Dataset rows for apps and sites:
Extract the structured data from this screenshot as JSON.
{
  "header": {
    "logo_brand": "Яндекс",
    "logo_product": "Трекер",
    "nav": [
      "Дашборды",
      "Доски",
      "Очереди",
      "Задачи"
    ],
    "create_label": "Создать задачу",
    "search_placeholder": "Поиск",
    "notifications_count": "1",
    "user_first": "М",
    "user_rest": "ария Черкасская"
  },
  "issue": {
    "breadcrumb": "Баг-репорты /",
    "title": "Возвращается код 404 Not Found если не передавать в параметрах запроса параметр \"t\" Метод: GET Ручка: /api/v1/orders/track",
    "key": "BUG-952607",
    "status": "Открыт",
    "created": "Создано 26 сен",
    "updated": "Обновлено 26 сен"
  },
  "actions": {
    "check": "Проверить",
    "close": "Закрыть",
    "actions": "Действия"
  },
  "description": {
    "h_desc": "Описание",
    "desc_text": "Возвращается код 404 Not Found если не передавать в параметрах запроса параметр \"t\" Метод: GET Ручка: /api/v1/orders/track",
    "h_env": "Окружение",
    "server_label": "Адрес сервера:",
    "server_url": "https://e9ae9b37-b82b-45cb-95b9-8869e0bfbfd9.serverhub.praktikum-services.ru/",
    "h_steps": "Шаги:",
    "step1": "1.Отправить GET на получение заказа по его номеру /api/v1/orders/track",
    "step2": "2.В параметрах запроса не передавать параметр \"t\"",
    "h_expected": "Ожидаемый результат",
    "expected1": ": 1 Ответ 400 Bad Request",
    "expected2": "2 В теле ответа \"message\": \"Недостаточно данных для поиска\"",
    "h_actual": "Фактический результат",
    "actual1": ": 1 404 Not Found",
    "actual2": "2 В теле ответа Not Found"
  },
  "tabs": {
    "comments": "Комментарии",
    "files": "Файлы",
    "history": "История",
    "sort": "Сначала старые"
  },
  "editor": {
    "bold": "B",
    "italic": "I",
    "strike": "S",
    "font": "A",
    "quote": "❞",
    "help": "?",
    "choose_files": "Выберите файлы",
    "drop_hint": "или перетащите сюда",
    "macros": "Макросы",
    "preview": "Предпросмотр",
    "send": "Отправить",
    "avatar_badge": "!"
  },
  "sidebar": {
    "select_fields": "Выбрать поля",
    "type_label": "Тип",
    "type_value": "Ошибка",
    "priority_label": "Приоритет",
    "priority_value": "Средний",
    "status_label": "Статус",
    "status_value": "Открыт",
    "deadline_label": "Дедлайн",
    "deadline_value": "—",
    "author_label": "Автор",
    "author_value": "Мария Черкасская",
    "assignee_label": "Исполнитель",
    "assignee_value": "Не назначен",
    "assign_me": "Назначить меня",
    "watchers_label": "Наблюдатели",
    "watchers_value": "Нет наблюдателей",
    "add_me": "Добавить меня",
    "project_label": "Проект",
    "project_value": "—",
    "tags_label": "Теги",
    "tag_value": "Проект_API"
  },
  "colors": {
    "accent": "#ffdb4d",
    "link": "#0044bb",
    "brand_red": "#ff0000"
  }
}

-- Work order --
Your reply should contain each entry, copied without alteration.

-- Answer space --
Extract the structured data from this screenshot as JSON.
{
  "header": {
    "logo_brand": "Яндекс",
    "logo_product": "Трекер",
    "nav": [
      "Дашборды",
      "Доски",
      "Очереди",
      "Задачи"
    ],
    "create_label": "Создать задачу",
    "search_placeholder": "Поиск",
    "notifications_count": "1",
    "user_first": "М",
    "user_rest": "ария Черкасская"
  },
  "issue": {
    "breadcrumb": "Баг-репорты /",
    "title": "Возвращается код 404 Not Found если не передавать в параметрах запроса параметр \"t\" Метод: GET Ручка: /api/v1/orders/track",
    "key": "BUG-952607",
    "status": "Открыт",
    "created": "Создано 26 сен",
    "updated": "Обновлено 26 сен"
  },
  "actions": {
    "check": "Проверить",
    "close": "Закрыть",
    "actions": "Действия"
  },
  "description": {
    "h_desc": "Описание",
    "desc_text": "Возвращается код 404 Not Found если не передавать в параметрах запроса параметр \"t\" Метод: GET Ручка: /api/v1/orders/track",
    "h_env": "Окружение",
    "server_label": "Адрес сервера:",
    "server_url": "https://e9ae9b37-b82b-45cb-95b9-8869e0bfbfd9.serverhub.praktikum-services.ru/",
    "h_steps": "Шаги:",
    "step1": "1.Отправить GET на получение заказа по его номеру /api/v1/orders/track",
    "step2": "2.В параметрах запроса не передавать параметр \"t\"",
    "h_expected": "Ожидаемый результат",
    "expected1": ": 1 Ответ 400 Bad Request",
    "expected2": "2 В теле ответа \"message\": \"Недостаточно данных для поиска\"",
    "h_actual": "Фактический результат",
    "actual1": ": 1 404 Not Found",
    "actual2": "2 В теле ответа Not Found"
  },
  "tabs": {
    "comments": "Комментарии",
    "files": "Файлы",
    "history": "История",
    "sort": "Сначала старые"
  },
  "editor": {
    "bold": "B",
    "italic": "I",
    "strike": "S",
    "font": "A",
    "quote": "❞",
    "help": "?",
    "choose_files": "Выберите файлы",
    "drop_hint": "или перетащите сюда",
    "macros": "Макросы",
    "preview": "Предпросмотр",
    "send": "Отправить",
    "avatar_badge": "!"
  },
  "sidebar": {
    "select_fields": "Выбрать поля",
    "type_label": "Тип",
    "type_value": "Ошибка",
    "priority_label": "Приоритет",
    "priority_value": "Средний",
    "status_label": "Статус",
    "status_value": "Открыт",
    "deadline_label": "Дедлайн",
    "deadline_value": "—",
    "author_label": "Автор",
    "author_value": "Мария Черкасская",
    "assignee_label": "Исполнитель",
    "assignee_value": "Не назначен",
    "assign_me": "Назначить меня",
    "watchers_label": "Наблюдатели",
    "watchers_value": "Нет наблюдателей",
    "add_me": "Добавить меня",
    "project_label": "Проект",
    "project_value": "—",
    "tags_label": "Теги",
    "tag_value": "Проект_API"
  },
  "colors": {
    "accent": "#ffdb4d",
    "link": "#0044bb",
    "brand_red": "#ff0000"
  }
}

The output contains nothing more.